Observations regarding the Timbertech planking. It is solid core material, and heavy as heck: each 16 foot plank easily weighs 25 pounds, probably at least twice as much as a comparable piece of wood. It also has a lot more “flex” than wood. Our deck has 16″ spacing between the framing planks (which are 2″ x 12″ pressure treated wood- only the horizontal surfaces are composite), with a triple-board cross member every 14 feet, and you can feel a little “bounce” in places. I actually kind of like the feel, but our contractor figures that, if he were doing it again, he probably would have put in a cross member every 10 feet. Unlike wood, the composite doesn’t make the structure more rigid: so the “bounce” is (according to the contractor) coming from flex in the framing planks.
Also note that the composites expand and contract more than wood- if you were to fit things together extremely tightly, on a hot day the planks would probably “buckle” slightly from the strain. We used the “concealed clip” attachment system Timbertech has, which allows the boards to flex/expand more and also means no visible screw holes. Between plank spacing with this system is maybe 3/8 of an inch, possibly a bit less.
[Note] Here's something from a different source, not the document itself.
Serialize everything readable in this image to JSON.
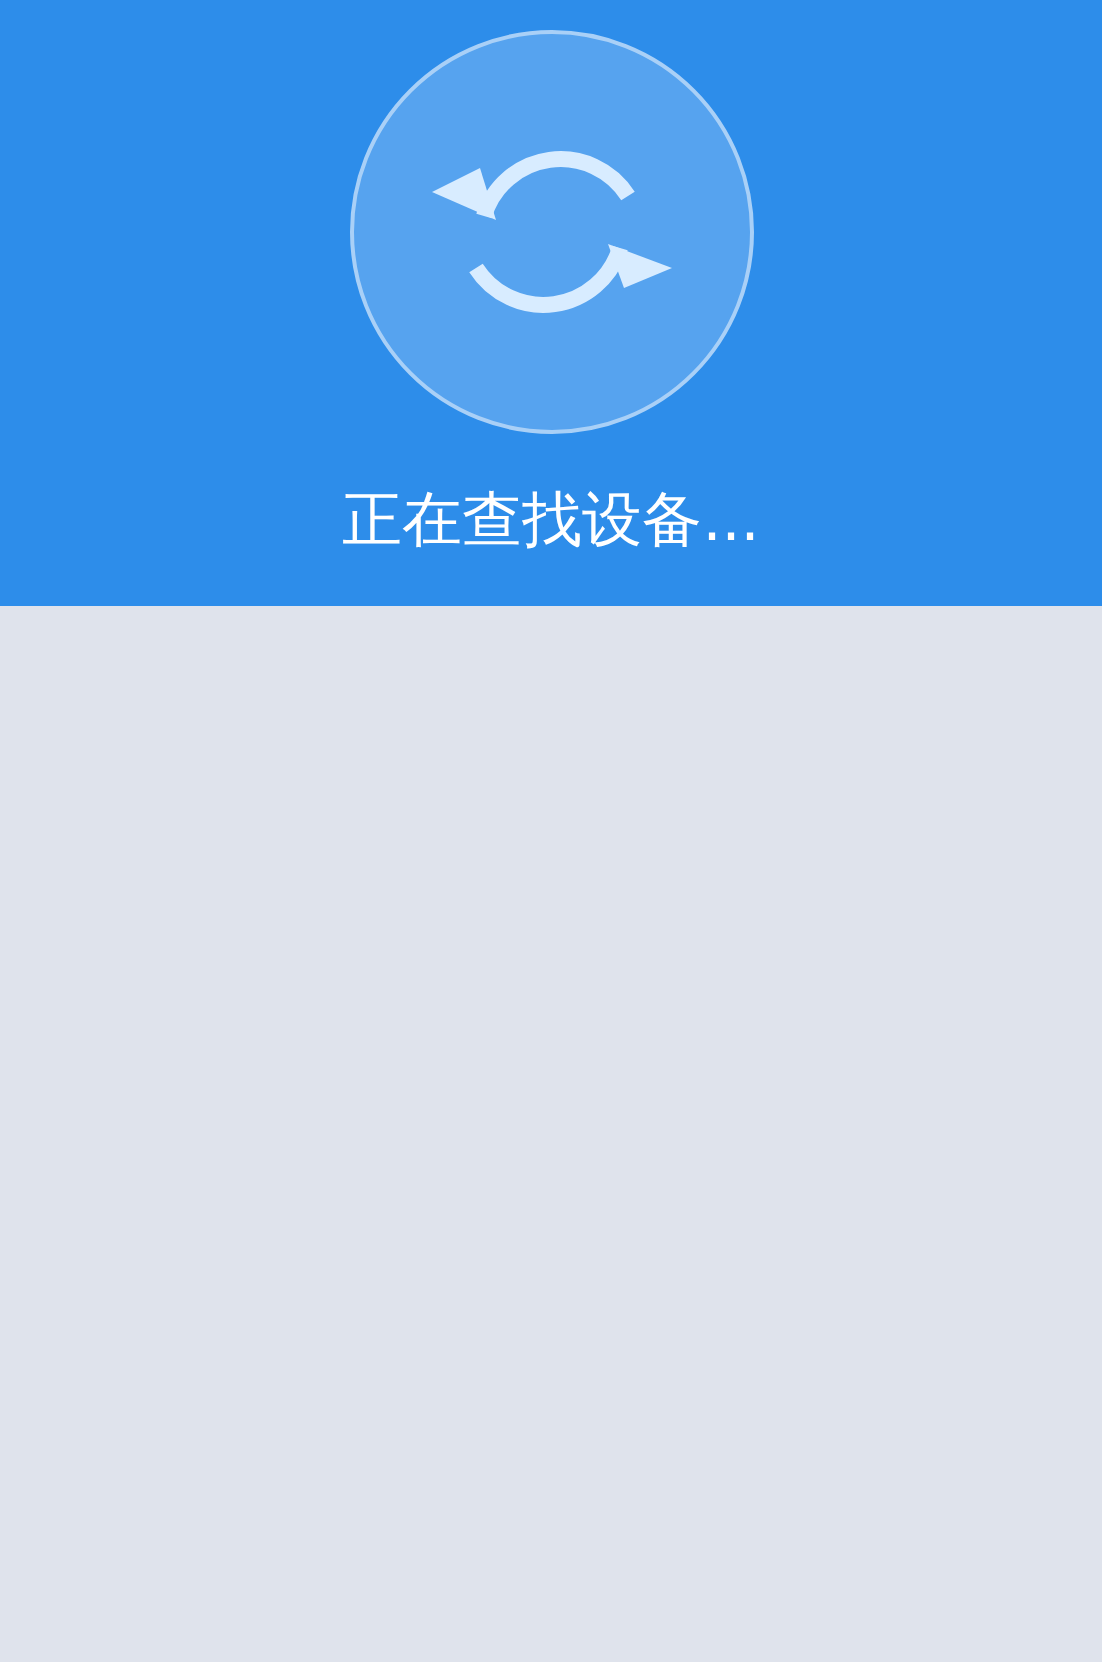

If you look closely at the deck you’ll see that our contractor put a “frame” around the entire outside of the deck: this is a nice finishing touch that I like versus just trimming the boards off, and makes the whole thing look more elegant in my opinion. The specific decking product we used was Timbertech Earthwood, Tropical Walnut colour, grooved plank to work with the CONCEALoc concealed clip system. A note about that clip system: our contractor hadn’t used it before, and one of the workers commented that it was “slower” than using screws- I suspect this is more an observation about familiarity with the system than a true measure of effort- but something to be aware of.